Top of Records
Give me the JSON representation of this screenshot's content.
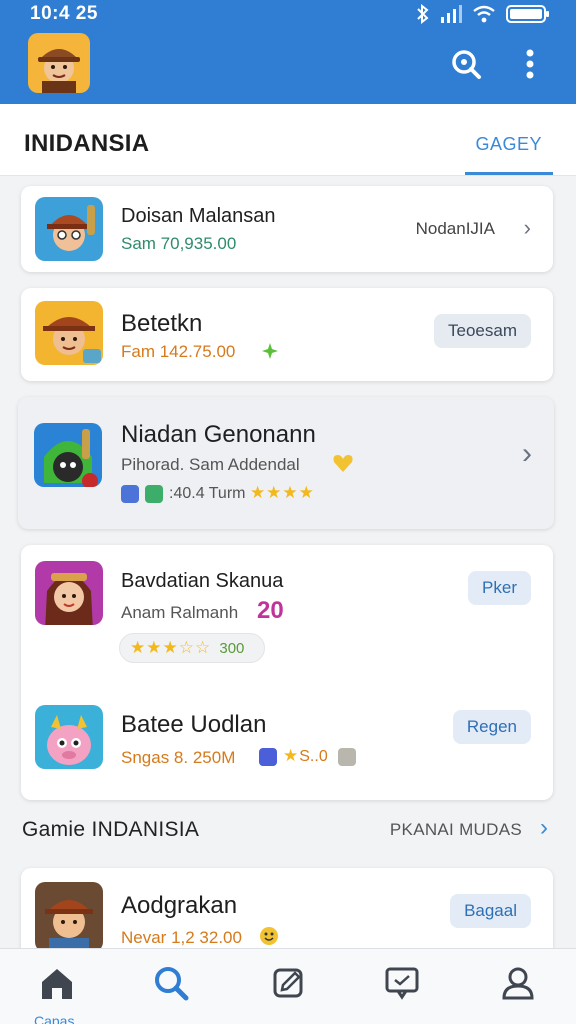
{
  "status_bar": {
    "time": "10:4 25"
  },
  "appbar": {
    "logo_icon": "game-character-avatar",
    "actions": [
      {
        "icon": "search-icon"
      },
      {
        "icon": "more-vertical-icon"
      }
    ],
    "color": "#2f7ed4"
  },
  "header": {
    "title": "INIDANSIA",
    "tab": "GAGEY"
  },
  "items": [
    {
      "name": "Doisan Malansan",
      "subtitle": "Sam 70,935.00",
      "right_text": "NodanIJIA",
      "icon": "hunter-character-icon"
    },
    {
      "name": "Betetkn",
      "subtitle": "Fam 142.75.00",
      "button": "Teoesam",
      "icon": "cowboy-character-icon"
    },
    {
      "name": "Niadan Genonann",
      "subtitle": "Pihorad. Sam Addendal",
      "meta": ":40.4 Turm",
      "stars": "★★★★",
      "icon": "green-hero-icon"
    },
    {
      "name": "Bavdatian Skanua",
      "subtitle": "Anam Ralmanh",
      "badge": "20",
      "rating_text": "300",
      "stars": "★★★☆☆",
      "button": "Pker",
      "icon": "princess-character-icon"
    },
    {
      "name": "Batee Uodlan",
      "subtitle": "Sngas 8. 250M",
      "meta": "S..0",
      "button": "Regen",
      "icon": "pink-creature-icon"
    }
  ],
  "section": {
    "title": "Gamie INDANISIA",
    "link": "PKANAI MUDAS"
  },
  "bottom_item": {
    "name": "Aodgrakan",
    "subtitle": "Nevar 1,2 32.00",
    "button": "Bagaal",
    "icon": "adventurer-character-icon"
  },
  "bottom_nav": [
    {
      "icon": "home-icon",
      "label": "Capas"
    },
    {
      "icon": "search-icon"
    },
    {
      "icon": "edit-icon"
    },
    {
      "icon": "chat-icon"
    },
    {
      "icon": "profile-icon"
    }
  ]
}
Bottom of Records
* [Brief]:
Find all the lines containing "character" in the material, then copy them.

* [Exercise response]:
    "logo_icon": "game-character-avatar",
      "icon": "hunter-character-icon"
      "icon": "cowboy-character-icon"
      "icon": "princess-character-icon"
    "icon": "adventurer-character-icon"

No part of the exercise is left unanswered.